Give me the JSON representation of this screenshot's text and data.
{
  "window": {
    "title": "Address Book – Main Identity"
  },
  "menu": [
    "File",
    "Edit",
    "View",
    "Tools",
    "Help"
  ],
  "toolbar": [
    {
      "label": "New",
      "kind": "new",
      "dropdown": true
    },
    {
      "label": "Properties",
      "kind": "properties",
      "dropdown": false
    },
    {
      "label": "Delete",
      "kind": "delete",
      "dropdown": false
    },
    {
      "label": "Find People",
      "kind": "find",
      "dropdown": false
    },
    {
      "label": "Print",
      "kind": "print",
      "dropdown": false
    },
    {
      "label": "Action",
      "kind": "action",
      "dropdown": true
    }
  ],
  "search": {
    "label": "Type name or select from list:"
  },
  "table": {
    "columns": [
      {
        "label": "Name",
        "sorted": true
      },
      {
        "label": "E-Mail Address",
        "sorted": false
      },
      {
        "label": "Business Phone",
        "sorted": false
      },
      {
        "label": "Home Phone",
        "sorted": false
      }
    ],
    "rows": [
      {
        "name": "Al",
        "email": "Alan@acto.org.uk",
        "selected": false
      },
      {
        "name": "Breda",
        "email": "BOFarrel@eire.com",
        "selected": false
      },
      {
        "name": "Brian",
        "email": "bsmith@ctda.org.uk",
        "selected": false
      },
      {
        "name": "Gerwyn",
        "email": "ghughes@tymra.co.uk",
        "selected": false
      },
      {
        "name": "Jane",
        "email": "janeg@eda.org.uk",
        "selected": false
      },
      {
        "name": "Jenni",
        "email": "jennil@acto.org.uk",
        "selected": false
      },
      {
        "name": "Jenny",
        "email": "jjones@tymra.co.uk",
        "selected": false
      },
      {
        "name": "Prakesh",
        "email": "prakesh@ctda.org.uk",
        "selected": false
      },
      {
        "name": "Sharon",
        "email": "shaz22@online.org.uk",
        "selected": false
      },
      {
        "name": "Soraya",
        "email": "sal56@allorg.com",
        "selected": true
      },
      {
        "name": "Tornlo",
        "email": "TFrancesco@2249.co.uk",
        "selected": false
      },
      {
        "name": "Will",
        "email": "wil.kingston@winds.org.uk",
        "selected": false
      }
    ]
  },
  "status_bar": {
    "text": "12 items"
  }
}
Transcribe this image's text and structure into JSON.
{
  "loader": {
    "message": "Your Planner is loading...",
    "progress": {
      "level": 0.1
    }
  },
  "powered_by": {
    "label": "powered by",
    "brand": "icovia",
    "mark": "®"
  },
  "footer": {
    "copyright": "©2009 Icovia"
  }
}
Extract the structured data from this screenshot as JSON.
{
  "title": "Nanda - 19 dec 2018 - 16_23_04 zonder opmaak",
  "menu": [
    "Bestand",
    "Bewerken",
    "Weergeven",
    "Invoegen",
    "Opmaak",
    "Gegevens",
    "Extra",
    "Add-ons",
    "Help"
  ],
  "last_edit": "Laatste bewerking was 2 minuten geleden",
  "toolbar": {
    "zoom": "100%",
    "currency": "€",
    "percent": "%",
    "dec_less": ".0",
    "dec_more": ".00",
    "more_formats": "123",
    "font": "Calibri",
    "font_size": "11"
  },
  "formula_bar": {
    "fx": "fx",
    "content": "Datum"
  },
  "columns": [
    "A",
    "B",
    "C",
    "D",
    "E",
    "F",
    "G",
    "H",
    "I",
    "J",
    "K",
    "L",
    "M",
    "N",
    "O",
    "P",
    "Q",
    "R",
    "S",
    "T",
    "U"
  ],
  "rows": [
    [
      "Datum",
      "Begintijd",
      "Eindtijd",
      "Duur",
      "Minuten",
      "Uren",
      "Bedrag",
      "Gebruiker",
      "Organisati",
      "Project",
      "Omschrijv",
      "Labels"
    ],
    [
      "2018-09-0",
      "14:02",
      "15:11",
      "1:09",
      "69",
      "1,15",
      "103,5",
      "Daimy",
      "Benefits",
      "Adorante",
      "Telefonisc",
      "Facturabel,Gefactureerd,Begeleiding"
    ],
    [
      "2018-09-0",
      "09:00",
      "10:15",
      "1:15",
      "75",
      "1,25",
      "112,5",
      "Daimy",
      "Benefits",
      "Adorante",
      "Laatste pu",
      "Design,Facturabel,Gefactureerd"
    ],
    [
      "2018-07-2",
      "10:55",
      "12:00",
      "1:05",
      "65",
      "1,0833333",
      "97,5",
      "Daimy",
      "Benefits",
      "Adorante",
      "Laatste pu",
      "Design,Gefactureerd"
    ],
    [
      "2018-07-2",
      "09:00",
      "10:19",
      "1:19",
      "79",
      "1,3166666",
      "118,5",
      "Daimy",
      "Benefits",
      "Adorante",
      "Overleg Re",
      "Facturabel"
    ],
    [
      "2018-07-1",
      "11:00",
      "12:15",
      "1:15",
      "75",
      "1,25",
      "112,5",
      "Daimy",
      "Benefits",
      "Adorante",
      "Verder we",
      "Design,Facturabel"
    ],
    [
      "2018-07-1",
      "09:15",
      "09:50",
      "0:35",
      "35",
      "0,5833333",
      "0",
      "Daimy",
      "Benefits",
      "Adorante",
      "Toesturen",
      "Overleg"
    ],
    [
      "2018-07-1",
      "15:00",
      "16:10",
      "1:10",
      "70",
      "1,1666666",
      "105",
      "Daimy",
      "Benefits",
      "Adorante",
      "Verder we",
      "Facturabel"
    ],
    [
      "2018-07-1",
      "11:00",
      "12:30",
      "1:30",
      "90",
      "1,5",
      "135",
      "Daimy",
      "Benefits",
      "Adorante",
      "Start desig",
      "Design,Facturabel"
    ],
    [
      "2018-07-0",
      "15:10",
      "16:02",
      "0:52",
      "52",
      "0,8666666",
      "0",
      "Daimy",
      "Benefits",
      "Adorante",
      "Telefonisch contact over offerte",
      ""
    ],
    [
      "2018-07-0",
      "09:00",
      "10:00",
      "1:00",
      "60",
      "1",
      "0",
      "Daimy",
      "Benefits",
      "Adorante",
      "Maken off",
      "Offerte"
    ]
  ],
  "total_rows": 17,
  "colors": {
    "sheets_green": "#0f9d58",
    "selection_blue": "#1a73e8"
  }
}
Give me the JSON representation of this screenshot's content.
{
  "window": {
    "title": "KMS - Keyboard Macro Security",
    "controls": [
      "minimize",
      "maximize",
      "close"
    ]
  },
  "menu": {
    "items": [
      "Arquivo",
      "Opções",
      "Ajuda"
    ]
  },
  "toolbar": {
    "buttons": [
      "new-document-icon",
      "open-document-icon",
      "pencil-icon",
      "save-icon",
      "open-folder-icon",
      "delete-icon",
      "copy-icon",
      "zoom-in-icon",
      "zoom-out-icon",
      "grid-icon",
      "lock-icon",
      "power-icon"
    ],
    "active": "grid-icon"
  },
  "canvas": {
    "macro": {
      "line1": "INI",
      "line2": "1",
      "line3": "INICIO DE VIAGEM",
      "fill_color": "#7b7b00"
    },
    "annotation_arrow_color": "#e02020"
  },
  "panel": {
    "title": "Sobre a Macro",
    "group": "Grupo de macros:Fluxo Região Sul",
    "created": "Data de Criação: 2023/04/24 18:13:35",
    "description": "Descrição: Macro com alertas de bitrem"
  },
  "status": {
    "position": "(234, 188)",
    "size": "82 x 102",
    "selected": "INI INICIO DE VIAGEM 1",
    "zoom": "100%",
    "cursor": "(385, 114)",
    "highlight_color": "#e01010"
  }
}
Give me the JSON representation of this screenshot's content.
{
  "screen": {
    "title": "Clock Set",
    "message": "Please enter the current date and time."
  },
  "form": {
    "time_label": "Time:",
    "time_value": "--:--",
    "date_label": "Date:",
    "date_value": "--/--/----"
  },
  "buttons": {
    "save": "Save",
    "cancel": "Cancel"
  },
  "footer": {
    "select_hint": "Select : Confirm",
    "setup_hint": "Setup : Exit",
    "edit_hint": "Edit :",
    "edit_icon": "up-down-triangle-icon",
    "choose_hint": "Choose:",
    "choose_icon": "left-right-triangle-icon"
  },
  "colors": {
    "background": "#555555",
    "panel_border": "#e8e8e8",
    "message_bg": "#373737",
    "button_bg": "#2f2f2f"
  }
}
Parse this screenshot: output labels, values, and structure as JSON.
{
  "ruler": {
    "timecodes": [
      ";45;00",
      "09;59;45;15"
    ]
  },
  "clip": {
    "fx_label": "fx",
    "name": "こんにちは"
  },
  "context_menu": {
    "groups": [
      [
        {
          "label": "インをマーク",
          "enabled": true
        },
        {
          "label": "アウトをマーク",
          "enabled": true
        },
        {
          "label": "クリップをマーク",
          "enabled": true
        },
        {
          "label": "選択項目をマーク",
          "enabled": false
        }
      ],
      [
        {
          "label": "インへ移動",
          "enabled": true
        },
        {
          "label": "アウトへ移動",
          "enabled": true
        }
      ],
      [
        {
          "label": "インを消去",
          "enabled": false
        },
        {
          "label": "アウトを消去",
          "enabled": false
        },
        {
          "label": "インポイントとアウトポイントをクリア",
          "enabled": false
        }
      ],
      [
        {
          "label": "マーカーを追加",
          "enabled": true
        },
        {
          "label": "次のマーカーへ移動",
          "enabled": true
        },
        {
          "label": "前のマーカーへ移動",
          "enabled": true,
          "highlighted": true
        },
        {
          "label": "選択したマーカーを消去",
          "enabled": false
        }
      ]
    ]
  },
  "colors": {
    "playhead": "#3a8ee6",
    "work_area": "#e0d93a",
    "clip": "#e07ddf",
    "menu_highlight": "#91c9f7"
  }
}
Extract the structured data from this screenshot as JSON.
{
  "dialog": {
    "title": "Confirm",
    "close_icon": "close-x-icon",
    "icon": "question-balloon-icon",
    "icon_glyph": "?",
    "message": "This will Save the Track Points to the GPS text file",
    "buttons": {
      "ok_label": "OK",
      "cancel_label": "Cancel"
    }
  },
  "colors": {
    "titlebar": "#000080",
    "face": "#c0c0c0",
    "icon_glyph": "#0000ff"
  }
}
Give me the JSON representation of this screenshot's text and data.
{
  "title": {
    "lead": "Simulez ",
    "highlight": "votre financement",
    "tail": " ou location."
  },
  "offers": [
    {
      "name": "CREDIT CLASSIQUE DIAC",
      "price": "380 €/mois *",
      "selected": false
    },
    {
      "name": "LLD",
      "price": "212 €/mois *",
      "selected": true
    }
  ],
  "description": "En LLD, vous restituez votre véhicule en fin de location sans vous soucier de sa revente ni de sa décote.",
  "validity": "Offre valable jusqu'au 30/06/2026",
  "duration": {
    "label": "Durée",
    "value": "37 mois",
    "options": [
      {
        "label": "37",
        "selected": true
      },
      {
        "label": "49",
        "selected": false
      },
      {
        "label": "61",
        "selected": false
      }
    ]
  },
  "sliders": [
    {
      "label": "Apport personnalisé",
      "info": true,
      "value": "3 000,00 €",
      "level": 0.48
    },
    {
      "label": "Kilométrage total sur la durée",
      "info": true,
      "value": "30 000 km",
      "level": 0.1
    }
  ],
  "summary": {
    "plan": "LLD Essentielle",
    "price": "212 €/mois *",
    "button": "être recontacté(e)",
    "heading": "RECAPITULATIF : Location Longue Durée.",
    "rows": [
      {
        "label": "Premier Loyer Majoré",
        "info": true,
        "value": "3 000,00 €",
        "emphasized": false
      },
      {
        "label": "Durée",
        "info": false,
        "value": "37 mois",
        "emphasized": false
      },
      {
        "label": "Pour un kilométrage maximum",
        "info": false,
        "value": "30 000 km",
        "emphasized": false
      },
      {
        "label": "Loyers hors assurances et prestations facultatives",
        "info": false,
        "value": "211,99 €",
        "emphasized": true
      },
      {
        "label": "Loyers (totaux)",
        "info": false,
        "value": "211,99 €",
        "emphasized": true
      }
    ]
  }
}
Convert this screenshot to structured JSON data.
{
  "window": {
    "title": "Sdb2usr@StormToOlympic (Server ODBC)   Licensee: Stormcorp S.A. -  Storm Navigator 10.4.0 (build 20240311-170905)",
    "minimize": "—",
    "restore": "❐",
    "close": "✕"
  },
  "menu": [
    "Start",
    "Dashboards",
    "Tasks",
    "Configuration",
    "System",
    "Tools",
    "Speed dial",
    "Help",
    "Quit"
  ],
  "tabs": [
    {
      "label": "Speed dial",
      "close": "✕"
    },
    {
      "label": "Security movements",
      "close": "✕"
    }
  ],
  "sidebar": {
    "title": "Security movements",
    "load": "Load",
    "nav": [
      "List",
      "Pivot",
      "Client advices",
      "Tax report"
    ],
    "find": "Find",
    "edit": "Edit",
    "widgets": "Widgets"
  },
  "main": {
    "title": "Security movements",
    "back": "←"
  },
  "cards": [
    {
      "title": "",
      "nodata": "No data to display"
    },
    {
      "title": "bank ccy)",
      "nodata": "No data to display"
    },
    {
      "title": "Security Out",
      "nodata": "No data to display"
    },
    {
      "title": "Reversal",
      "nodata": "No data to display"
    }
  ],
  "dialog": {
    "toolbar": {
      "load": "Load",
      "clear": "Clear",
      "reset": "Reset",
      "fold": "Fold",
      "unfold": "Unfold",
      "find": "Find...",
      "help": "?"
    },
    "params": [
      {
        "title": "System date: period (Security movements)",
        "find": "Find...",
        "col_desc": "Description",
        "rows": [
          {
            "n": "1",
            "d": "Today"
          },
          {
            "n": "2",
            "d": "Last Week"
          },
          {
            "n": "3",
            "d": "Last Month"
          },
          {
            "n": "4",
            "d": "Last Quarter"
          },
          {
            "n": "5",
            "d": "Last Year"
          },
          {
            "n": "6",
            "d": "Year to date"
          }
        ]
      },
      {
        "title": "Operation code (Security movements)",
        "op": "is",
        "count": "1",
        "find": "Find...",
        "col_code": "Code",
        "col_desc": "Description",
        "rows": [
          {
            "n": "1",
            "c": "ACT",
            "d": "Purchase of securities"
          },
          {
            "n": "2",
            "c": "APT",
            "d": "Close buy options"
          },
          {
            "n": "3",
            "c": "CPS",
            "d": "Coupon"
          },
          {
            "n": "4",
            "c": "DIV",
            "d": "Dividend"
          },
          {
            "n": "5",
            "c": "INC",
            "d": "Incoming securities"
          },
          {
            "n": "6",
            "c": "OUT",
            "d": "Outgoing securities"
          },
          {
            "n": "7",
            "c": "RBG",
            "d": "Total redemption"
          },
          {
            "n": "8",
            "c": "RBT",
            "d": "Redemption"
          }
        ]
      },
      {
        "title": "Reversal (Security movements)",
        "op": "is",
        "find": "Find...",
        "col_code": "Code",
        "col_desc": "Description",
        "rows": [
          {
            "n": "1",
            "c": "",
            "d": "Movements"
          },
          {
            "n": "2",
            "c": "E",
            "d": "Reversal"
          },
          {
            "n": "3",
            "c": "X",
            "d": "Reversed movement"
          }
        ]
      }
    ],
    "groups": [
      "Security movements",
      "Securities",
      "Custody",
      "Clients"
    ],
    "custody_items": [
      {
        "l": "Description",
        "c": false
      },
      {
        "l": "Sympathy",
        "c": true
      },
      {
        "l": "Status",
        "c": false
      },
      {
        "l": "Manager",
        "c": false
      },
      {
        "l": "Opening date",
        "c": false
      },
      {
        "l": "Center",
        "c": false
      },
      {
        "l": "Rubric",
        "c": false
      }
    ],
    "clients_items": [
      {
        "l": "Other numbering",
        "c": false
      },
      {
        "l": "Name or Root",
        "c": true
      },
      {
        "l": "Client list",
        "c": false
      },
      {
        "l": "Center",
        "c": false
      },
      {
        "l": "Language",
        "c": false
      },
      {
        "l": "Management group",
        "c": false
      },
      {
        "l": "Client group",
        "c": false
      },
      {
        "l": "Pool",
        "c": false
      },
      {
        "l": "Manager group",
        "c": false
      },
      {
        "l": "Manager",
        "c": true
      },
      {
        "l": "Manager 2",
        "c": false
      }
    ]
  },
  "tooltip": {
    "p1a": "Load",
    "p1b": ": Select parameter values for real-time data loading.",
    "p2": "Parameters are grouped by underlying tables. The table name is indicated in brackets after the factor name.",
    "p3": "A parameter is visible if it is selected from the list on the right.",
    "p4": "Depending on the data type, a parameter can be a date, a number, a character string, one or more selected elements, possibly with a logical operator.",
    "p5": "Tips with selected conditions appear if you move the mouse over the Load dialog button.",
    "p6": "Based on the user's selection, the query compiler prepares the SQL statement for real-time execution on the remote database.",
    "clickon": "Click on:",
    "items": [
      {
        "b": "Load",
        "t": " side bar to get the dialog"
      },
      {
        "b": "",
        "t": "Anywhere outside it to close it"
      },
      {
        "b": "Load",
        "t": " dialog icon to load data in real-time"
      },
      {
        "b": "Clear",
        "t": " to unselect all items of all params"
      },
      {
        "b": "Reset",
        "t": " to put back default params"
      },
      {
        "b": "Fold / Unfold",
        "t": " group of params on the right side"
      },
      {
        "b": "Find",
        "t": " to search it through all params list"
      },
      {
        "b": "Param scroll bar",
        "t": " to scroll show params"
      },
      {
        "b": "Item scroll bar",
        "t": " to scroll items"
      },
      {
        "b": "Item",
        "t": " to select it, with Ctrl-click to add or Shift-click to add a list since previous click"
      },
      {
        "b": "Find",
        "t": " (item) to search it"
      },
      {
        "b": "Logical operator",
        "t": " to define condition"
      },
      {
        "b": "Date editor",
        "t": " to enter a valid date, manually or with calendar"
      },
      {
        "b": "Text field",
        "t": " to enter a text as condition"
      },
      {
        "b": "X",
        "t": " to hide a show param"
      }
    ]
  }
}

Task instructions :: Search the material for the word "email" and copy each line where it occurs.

Exercise solution ::
        "email": "Alan@acto.org.uk",
        "email": "BOFarrel@eire.com",
        "email": "bsmith@ctda.org.uk",
        "email": "ghughes@tymra.co.uk",
        "email": "janeg@eda.org.uk",
        "email": "jennil@acto.org.uk",
        "email": "jjones@tymra.co.uk",
        "email": "prakesh@ctda.org.uk",
        "email": "shaz22@online.org.uk",
        "email": "sal56@allorg.com",
        "email": "TFrancesco@2249.co.uk",
        "email": "wil.kingston@winds.org.uk",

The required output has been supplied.